I am wondering if there is map or a way to know when Jan might be riding through Illinois (or a state nearby)? I am a very good cheer-er and would love to cheer him on and offer support! This type of cycling is amazing, selfless, life-changing: Super congrats to you, Jan! Praying for you!
—Kara Vitek, via our website
Urban Academy woes
The Urban Discovery Academy has created something in the East Village, but it’s not what you might think.
“They are kids, what do you expect?”
That is the response given by most everyone in attempts to discredit our complaints about Urban Discovery Academy’s choice to have their children play just feet outside of our windows in their parking lot.
Depending on which publication you read, there were varying boosts of their rooftop pavilion and a backyard playground. So why would they opt to use the seven-space parking lot constructed of concrete, asphalt and curbs to trip over instead?
There are two dumpsters, one of which stinks by the end of the week, placed just the other side of our fence, next to the newly placed basketball hoop on the south side of the lot. Flag football is popular with the older boys on the other half of the seven spaces. The girls mostly stand around the perimeter chatting or weaving in and out of the ball games screaming for no obvious reason other than to scream.
There is no grass. No water fountains. No bathrooms. No organization. No discipline, no direction and absolutely no regard for its neighbor’s right to peaceful enjoyment.
Recess starts at 9 a.m., just one hour after school starts. That is when a gaggle of children, ranging in grades from K-8 pour out into the makeshift playground delivering their daily does of obnoxiousness to us.
Just feet away from their designated playground stands a building with 22 occupants in it. I am one of the residents and like most others in the building, I have lived here long before the inception of the school. I am also one of the people who are affected directly by the incredible amount of noise that is generated. I would have never thought that a school would have so little concern for the members of the community they moved into.
Although there have been requests, complaints and pleas, nothing is done to alleviate the amount of noise. Oddly enough, the response is nothing positive. What happens is just the opposite and it is obvious to those that live in this building that the kids are being used as pawns, if you will, and encouraged to exaggerate the amount of noise they create.
After all, “They are kids, what do you expect?”
What I expect is that a school that demands so much respect from the community, would have been more decent to the 22 people living in this building. The 22 people who will be homeless soon due to the shady underhanded business going on in the background to rid the block of our existence so the school can get busy with its second phase.

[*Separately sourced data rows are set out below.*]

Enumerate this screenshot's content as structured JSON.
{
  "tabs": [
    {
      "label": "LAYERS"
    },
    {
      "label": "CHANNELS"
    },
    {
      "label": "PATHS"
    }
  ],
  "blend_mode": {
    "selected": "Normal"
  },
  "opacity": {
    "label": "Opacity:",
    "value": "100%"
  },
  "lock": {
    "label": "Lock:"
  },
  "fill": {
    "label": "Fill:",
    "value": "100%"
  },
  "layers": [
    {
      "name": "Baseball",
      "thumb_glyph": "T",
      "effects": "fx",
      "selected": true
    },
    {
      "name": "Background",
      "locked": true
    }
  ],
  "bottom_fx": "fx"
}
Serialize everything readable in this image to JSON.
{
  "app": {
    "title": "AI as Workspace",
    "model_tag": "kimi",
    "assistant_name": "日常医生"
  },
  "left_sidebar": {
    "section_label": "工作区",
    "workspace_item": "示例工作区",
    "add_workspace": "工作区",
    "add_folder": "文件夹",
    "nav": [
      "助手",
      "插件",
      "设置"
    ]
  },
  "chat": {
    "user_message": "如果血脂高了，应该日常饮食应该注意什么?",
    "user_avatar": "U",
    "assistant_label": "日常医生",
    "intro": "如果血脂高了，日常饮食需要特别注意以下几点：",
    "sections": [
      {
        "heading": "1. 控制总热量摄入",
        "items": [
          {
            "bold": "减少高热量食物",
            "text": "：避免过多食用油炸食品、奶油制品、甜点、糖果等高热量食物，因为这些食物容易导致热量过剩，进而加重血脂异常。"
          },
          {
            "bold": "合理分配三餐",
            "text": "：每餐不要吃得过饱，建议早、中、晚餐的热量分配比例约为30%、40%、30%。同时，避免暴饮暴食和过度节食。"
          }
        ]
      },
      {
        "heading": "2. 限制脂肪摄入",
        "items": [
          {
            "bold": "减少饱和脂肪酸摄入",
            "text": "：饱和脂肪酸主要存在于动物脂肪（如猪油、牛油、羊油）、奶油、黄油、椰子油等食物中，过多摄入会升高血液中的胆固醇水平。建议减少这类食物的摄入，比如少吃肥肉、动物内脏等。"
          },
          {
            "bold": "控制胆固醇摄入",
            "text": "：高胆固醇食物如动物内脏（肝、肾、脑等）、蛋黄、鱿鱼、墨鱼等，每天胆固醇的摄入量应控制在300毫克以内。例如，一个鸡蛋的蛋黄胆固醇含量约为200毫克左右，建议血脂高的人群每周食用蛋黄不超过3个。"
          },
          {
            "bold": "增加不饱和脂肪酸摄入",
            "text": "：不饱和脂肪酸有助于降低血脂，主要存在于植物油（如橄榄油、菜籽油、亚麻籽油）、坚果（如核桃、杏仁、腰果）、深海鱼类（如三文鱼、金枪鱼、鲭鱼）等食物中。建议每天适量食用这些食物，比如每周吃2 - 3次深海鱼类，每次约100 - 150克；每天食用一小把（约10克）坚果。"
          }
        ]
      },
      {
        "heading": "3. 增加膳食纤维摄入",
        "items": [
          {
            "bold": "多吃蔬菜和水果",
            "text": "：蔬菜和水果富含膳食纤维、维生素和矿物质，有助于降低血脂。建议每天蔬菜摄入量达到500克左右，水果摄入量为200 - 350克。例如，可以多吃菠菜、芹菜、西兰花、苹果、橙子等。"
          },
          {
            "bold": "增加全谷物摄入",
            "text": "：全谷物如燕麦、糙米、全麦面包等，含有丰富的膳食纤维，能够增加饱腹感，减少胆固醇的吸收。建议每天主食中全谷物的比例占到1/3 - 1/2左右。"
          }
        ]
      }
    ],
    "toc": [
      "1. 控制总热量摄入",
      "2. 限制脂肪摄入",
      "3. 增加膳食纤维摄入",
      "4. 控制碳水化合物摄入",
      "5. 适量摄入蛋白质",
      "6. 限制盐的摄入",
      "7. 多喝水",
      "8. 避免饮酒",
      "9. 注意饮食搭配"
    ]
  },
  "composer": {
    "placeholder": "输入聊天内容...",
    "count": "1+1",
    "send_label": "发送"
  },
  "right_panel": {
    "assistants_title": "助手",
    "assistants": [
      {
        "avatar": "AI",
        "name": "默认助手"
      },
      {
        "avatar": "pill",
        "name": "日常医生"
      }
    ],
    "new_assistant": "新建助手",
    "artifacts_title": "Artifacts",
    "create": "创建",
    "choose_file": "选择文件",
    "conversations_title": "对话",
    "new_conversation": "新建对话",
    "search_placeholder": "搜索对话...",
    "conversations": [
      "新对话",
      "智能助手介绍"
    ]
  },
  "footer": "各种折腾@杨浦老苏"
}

“They are kids, what do you expect?”
I expected some common core decency is all. I expected the school to deliver some of what it expects from the older kids to do for the younger kids.
LEAD BY EXAMPLE.
—Christina Koch, via our website